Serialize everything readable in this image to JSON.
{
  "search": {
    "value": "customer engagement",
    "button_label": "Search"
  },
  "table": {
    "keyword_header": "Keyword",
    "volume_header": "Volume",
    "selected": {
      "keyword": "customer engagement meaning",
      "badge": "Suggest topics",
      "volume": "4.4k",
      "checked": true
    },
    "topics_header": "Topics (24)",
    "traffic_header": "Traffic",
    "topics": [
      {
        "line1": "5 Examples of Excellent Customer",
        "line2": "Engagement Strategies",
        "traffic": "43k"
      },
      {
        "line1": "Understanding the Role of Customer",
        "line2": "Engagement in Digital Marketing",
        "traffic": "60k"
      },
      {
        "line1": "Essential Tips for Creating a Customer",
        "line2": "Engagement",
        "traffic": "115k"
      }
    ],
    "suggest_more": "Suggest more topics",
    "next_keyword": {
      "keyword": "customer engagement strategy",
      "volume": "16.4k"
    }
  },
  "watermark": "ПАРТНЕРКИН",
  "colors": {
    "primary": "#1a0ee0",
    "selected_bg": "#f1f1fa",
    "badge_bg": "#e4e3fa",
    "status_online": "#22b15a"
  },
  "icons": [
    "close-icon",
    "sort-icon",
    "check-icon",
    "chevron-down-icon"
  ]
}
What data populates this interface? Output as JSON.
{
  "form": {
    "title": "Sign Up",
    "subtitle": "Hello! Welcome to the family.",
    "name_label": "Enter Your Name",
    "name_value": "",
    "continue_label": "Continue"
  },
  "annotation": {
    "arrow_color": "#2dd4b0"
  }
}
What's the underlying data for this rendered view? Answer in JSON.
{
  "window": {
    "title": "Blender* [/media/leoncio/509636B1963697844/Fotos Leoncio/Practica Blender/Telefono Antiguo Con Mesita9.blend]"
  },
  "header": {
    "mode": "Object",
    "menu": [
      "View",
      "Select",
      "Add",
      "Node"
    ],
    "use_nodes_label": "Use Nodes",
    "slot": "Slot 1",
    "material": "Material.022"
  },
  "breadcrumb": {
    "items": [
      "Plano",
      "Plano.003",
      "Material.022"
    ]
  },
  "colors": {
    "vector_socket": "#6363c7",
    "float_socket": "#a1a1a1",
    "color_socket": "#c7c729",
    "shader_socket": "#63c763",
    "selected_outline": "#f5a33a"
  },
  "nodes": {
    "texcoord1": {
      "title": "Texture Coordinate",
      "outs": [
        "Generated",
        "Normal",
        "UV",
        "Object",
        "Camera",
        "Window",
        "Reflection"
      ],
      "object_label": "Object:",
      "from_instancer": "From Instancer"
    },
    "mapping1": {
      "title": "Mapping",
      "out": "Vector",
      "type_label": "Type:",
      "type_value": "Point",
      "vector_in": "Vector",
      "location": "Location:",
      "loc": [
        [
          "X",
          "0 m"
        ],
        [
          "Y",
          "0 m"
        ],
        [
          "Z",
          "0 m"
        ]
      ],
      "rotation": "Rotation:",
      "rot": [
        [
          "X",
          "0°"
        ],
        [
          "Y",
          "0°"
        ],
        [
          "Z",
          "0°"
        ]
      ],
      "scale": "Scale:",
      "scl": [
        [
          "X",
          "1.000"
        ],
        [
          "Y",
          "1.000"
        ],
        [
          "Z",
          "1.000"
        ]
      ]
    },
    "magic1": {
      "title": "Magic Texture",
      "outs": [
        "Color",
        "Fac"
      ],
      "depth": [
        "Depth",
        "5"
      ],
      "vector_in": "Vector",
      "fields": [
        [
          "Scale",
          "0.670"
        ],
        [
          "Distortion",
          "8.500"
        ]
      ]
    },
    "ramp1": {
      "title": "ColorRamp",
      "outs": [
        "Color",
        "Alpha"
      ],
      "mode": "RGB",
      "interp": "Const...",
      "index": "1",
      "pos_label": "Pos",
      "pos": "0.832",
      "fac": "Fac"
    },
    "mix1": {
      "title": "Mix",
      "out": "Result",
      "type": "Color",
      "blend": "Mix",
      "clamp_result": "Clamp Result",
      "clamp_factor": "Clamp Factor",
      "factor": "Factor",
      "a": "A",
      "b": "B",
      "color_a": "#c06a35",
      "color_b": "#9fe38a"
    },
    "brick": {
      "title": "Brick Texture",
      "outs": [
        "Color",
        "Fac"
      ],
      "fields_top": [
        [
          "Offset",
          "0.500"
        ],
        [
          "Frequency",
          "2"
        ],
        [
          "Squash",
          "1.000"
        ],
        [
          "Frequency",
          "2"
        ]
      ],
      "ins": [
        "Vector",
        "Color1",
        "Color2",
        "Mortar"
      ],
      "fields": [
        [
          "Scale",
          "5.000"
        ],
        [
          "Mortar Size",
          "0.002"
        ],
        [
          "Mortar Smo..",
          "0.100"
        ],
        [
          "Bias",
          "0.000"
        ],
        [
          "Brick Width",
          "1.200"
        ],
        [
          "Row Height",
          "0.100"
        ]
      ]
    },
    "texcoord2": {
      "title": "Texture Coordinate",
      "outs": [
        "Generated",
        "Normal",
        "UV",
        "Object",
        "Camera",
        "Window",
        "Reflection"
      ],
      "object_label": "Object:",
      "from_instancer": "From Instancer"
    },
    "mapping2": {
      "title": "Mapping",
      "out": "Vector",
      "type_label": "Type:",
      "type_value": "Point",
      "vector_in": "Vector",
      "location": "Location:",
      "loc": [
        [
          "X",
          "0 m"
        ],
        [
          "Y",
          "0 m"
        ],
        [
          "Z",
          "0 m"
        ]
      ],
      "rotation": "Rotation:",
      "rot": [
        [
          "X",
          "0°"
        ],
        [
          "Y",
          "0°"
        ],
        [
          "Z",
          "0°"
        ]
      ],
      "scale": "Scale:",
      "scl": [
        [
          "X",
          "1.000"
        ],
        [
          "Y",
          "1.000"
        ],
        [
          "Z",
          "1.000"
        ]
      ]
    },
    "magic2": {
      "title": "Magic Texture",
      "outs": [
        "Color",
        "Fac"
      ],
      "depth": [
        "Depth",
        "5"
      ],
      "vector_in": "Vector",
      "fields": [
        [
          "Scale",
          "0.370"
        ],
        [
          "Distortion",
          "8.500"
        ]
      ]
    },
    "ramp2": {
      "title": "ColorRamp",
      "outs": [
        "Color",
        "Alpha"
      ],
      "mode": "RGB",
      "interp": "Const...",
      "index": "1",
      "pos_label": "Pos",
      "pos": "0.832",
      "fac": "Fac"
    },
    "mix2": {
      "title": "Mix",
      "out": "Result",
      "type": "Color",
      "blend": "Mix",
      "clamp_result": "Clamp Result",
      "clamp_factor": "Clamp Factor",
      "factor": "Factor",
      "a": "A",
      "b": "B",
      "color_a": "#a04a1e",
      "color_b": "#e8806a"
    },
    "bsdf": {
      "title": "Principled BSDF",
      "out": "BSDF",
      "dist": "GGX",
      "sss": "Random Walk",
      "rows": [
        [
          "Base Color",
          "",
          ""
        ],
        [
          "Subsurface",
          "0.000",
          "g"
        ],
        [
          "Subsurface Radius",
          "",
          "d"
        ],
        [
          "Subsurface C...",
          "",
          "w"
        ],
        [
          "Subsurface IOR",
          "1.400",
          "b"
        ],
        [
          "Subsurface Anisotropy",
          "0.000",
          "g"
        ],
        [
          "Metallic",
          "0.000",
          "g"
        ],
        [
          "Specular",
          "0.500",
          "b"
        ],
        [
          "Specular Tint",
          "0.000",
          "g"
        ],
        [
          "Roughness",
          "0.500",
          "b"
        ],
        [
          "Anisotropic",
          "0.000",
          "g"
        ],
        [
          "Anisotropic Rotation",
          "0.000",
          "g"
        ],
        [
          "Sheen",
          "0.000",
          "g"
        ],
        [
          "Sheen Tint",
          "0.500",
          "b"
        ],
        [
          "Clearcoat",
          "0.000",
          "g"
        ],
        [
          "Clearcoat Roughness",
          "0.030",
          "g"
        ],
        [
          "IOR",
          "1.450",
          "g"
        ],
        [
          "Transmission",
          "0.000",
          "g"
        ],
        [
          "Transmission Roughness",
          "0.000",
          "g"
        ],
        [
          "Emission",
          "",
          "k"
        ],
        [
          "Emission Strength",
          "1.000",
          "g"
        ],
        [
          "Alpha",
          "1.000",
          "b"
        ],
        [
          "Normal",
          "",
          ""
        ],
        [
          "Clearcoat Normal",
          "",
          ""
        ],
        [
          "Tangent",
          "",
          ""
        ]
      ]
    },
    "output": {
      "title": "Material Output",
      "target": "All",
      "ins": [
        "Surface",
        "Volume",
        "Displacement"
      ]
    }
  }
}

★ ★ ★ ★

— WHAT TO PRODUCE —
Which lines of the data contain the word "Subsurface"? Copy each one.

— RESPONSE BELOW —
          "Subsurface",
          "Subsurface Radius",
          "Subsurface C...",
          "Subsurface IOR",
          "Subsurface Anisotropy",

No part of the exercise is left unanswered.